=== Section Start ===
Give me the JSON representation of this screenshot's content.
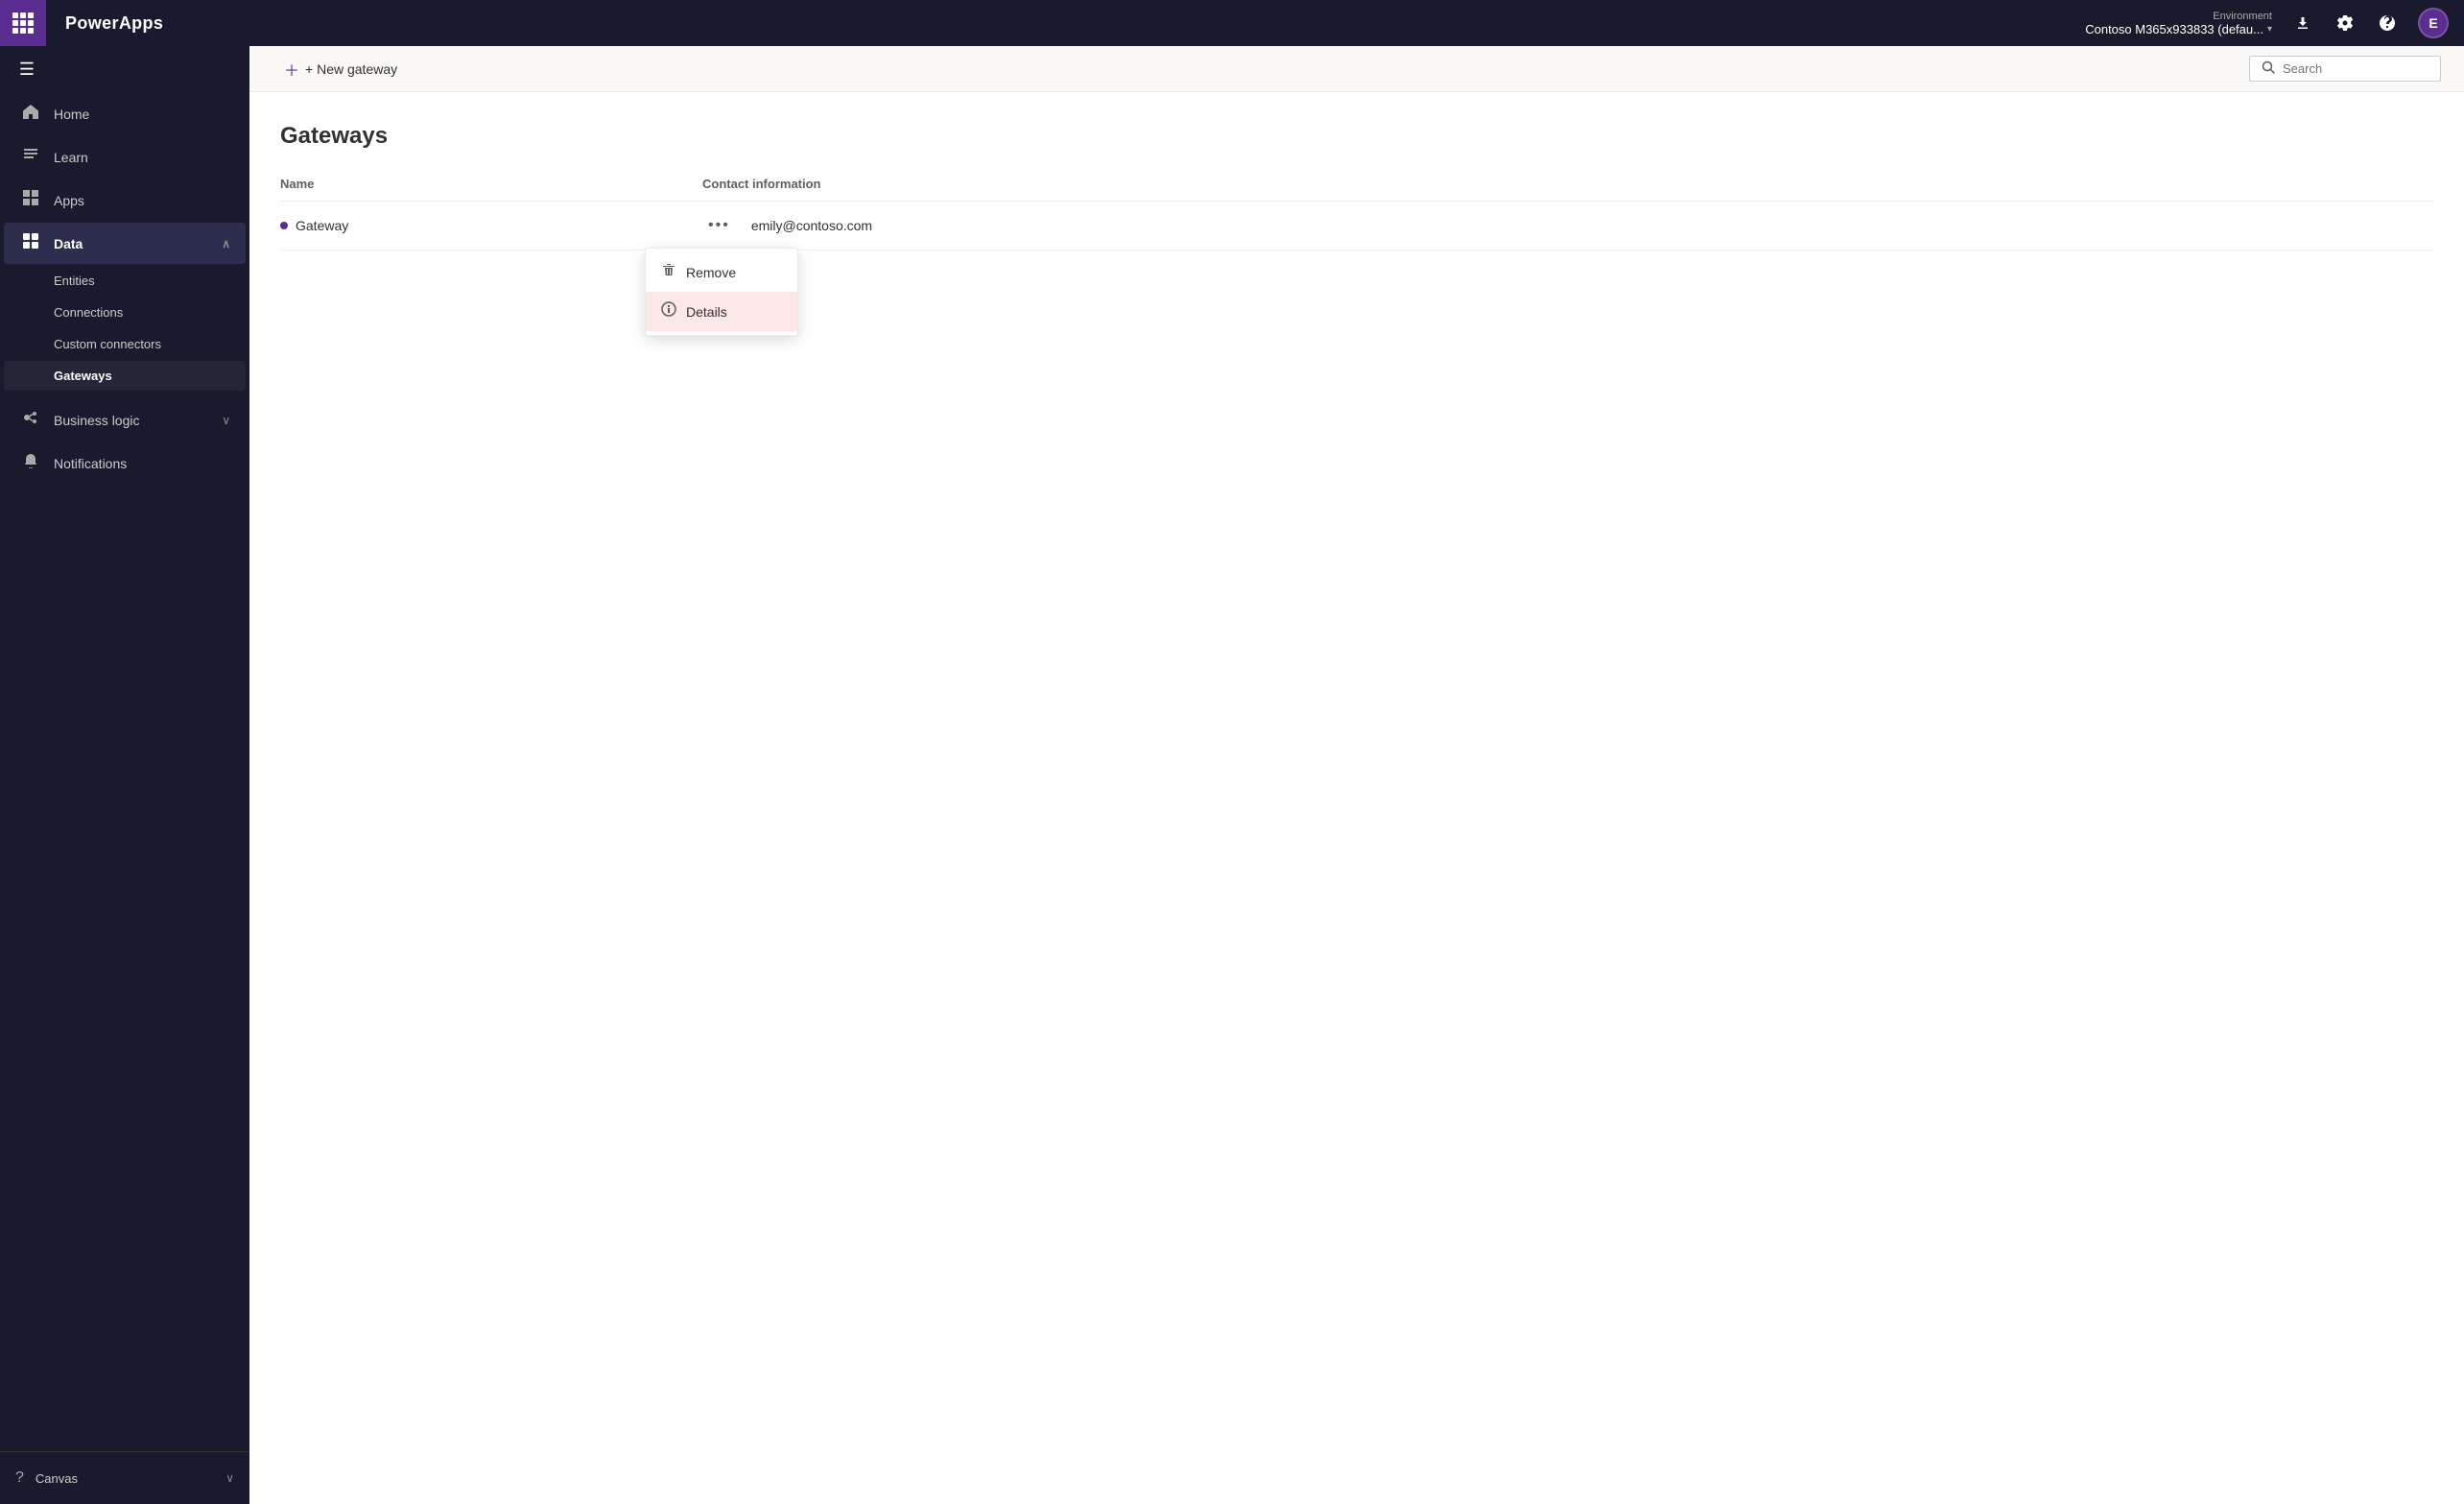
{
  "topbar": {
    "brand": "PowerApps",
    "env_label": "Environment",
    "env_name": "Contoso M365x933833 (defau...",
    "download_icon": "⬇",
    "settings_icon": "⚙",
    "help_icon": "?",
    "avatar_letter": "E"
  },
  "sidebar": {
    "hamburger_label": "☰",
    "items": [
      {
        "id": "home",
        "icon": "⌂",
        "label": "Home",
        "active": false
      },
      {
        "id": "learn",
        "icon": "📖",
        "label": "Learn",
        "active": false
      },
      {
        "id": "apps",
        "icon": "⊞",
        "label": "Apps",
        "active": false
      },
      {
        "id": "data",
        "icon": "⊡",
        "label": "Data",
        "active": true,
        "chevron": "∧"
      }
    ],
    "data_sub_items": [
      {
        "id": "entities",
        "label": "Entities",
        "active": false
      },
      {
        "id": "connections",
        "label": "Connections",
        "active": false
      },
      {
        "id": "custom-connectors",
        "label": "Custom connectors",
        "active": false
      },
      {
        "id": "gateways",
        "label": "Gateways",
        "active": true
      }
    ],
    "items_bottom": [
      {
        "id": "business-logic",
        "icon": "↗",
        "label": "Business logic",
        "active": false,
        "chevron": "∨"
      },
      {
        "id": "notifications",
        "icon": "🔔",
        "label": "Notifications",
        "active": false
      }
    ],
    "footer_item": {
      "icon": "?",
      "label": "Canvas"
    }
  },
  "toolbar": {
    "new_gateway_label": "+ New gateway",
    "search_placeholder": "Search"
  },
  "page": {
    "title": "Gateways",
    "table_col_name": "Name",
    "table_col_contact": "Contact information",
    "gateway_name": "Gateway",
    "gateway_email": "emily@contoso.com"
  },
  "context_menu": {
    "remove_label": "Remove",
    "details_label": "Details",
    "remove_icon": "🗑",
    "details_icon": "ℹ"
  }
}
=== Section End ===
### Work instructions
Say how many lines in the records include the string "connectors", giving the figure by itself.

### Answer box
2